Wednesday, January 16, 2019
My grandfather was a hard-working farmer. He and my grandmother provided a good life for their six daughters. They did it all. Each had their list of duties from ice harvesting on the St. Lawrence in the depth of winter to haying in the hot sticky days of June; along with planting gardens which led to weeding, picking, slicing, cooking, canning produce and filling the root cellar. Then there was the sewing, knitting, cleaning, tending to children, tending to barn animals and machinery and the list goes on. Point is, my grandparents worked hard every day with no days off.
Memories of my grandfather are precious. I can see him splitting wood in the woodshed just outside a door of the kitchen in the farmhouse. I can hear the ax hit the wood; remember the splinters of the wood go flying through the air.
I can see him coming in from the backfield with a load of hay driving his small red Ford tractor over the plank bridge spanning Sucker Creek, then over flat rock and on to the barn.
I can recall Saturday nights when my brother and I were lucky enough to go to the local Strand Theater with our grandparents.
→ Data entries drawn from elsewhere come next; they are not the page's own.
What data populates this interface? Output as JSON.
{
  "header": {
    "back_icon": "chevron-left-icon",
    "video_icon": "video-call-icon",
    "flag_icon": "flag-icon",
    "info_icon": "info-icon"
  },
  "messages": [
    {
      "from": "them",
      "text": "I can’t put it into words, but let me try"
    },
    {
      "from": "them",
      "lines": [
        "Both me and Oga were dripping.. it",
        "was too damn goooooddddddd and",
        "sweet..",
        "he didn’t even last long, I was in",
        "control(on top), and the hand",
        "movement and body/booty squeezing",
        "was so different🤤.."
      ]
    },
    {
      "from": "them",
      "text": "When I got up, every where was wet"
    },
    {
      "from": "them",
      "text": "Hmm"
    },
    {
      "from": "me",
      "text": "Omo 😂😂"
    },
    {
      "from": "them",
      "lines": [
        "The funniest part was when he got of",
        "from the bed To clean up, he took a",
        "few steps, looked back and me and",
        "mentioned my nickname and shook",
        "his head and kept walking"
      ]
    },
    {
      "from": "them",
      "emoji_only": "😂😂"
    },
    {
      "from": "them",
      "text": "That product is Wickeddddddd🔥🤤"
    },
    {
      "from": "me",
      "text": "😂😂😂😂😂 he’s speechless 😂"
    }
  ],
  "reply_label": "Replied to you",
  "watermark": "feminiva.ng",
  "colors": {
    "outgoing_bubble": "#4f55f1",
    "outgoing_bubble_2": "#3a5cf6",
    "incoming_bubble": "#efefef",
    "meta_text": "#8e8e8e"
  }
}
They’d both be dressed up. I loved seeing them in their good clothes. They were a handsome couple. When the movies were over, they’d take us next door to Phillip’s Diner for a hamburger and a coke in one of those real coke glasses filled with ice chips.
I remember moments playing around him with my cousins as he sat in a room in the farmhouse where the sun would come through a window in late afternoon. Depending on the time of year, my grandmother would keep her geraniums in that window. They’d bloom all winter long. On one wall there was a bookcase. It took up the entire wall. I didn’t realize it then but the shelves might have been filled with some of my grandfather’s favorite books.
You see, my grandfather had another side to him once he came in from the barn. He loved reading; loved his books. I’m sure when we were playing around him he never noticed us. That’s what happens when you’re engrossed in a book. You disappear. His favorite author was Zane Grey. But he also had a favorite magazine-The Saturday Evening Post. He read each one cover to cover. He saved every edition. There were always stacks of the magazine in that room with the geraniums
Over the years I’d hear my grandfather coughing. Sometimes his asthma kept him in bed. I remember seeing his Beech Nut Chewing Tobacco in his back pocket; remember seeing him pull the pouch out of the pocket, dig in with his fingers and put some of the stuff in his mouth and start chewing. My grandfather passed away in 1957.
The attached photo of my grandfather sitting and reading his magazine in that room in the farmhouse is one of my favorites. I zoomed in to get a closer look of the cover of the magazine he appears to be engrossed in, even with his barn boots still on. Then I researched the magazine’s archives to find out the date of when the magazine was published.
It turned out it was published in March, 1952. The artist was Amos Sewell; a banker during the day who took art classes at night for fun and ending up being remembered as one of Saturday Evening Post’s best artist/illustrator. The name of the cover art is “School Orchestra.”
I find that trivia interesting; a part of my grandfather’s other side.